((

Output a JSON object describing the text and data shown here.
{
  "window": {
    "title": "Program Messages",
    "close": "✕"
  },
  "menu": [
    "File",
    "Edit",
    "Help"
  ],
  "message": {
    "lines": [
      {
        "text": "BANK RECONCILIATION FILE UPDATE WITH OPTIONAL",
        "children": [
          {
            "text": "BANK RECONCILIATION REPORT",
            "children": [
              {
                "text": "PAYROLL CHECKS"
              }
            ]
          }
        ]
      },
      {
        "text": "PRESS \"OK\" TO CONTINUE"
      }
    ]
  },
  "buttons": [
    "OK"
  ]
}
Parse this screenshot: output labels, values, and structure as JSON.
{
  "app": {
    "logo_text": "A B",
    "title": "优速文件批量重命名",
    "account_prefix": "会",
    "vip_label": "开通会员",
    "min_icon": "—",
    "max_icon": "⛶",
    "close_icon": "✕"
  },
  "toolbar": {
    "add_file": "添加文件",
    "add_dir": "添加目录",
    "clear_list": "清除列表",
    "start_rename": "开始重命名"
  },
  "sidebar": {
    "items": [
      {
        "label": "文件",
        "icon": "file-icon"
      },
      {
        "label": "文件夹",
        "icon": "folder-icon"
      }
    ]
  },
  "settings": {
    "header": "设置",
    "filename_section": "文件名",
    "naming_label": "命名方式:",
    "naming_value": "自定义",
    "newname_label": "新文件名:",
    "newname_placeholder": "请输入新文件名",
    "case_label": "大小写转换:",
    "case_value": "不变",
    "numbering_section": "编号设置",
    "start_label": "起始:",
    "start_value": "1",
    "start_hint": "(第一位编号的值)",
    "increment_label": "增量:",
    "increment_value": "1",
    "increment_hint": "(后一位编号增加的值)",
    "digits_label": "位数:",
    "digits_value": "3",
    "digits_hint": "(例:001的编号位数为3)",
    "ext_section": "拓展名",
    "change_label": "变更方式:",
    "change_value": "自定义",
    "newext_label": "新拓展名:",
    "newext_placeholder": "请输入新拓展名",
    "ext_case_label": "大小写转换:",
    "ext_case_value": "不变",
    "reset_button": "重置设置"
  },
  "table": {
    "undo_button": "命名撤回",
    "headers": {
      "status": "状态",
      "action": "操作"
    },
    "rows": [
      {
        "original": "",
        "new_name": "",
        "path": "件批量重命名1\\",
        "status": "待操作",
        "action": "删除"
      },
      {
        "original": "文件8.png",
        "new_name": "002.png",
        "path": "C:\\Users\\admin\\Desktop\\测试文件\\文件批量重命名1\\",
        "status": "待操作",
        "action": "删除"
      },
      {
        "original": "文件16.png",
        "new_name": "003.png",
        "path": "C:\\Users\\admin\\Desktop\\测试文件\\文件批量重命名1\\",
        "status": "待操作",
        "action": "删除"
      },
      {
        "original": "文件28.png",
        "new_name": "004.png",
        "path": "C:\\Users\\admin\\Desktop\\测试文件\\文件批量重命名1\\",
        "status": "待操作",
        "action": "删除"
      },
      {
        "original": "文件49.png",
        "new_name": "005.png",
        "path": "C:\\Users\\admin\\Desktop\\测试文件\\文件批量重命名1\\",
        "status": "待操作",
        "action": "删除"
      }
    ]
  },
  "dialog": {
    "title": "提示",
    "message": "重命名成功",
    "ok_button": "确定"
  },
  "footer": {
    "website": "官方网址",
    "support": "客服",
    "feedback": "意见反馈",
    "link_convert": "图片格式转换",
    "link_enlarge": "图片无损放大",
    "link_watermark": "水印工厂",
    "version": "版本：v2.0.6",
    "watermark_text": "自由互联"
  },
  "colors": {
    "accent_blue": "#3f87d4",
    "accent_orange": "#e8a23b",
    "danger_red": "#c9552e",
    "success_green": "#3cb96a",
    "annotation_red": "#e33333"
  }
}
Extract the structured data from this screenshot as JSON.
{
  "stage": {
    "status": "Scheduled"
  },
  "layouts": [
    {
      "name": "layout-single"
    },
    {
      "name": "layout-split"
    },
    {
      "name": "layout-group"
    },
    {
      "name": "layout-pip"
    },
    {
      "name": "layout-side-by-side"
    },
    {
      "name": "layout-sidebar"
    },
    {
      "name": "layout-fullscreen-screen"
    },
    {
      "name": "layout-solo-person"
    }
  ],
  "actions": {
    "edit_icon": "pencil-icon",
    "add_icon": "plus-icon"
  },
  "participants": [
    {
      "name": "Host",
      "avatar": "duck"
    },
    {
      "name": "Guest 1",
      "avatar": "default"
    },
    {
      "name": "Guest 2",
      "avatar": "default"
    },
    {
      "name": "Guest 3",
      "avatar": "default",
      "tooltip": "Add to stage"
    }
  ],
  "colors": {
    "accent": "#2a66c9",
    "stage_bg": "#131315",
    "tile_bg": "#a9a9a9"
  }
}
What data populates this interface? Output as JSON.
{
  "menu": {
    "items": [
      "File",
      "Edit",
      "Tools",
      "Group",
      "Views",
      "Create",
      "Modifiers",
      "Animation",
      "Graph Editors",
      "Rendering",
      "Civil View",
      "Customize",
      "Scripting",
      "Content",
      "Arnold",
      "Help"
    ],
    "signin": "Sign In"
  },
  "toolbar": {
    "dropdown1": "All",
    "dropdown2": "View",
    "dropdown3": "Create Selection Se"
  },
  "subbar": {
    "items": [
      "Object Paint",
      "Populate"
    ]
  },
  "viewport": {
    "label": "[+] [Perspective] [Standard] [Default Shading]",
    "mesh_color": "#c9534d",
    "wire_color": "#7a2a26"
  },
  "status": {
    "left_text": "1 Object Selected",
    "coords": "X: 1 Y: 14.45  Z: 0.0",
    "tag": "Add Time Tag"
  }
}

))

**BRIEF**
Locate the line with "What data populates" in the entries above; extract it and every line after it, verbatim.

**COMPLETED EXERCISE**
What data populates this interface? Output as JSON.
{
  "menu": {
    "items": [
      "File",
      "Edit",
      "Tools",
      "Group",
      "Views",
      "Create",
      "Modifiers",
      "Animation",
      "Graph Editors",
      "Rendering",
      "Civil View",
      "Customize",
      "Scripting",
      "Content",
      "Arnold",
      "Help"
    ],
    "signin": "Sign In"
  },
  "toolbar": {
    "dropdown1": "All",
    "dropdown2": "View",
    "dropdown3": "Create Selection Se"
  },
  "subbar": {
    "items": [
      "Object Paint",
      "Populate"
    ]
  },
  "viewport": {
    "label": "[+] [Perspective] [Standard] [Default Shading]",
    "mesh_color": "#c9534d",
    "wire_color": "#7a2a26"
  },
  "status": {
    "left_text": "1 Object Selected",
    "coords": "X: 1 Y: 14.45  Z: 0.0",
    "tag": "Add Time Tag"
  }
}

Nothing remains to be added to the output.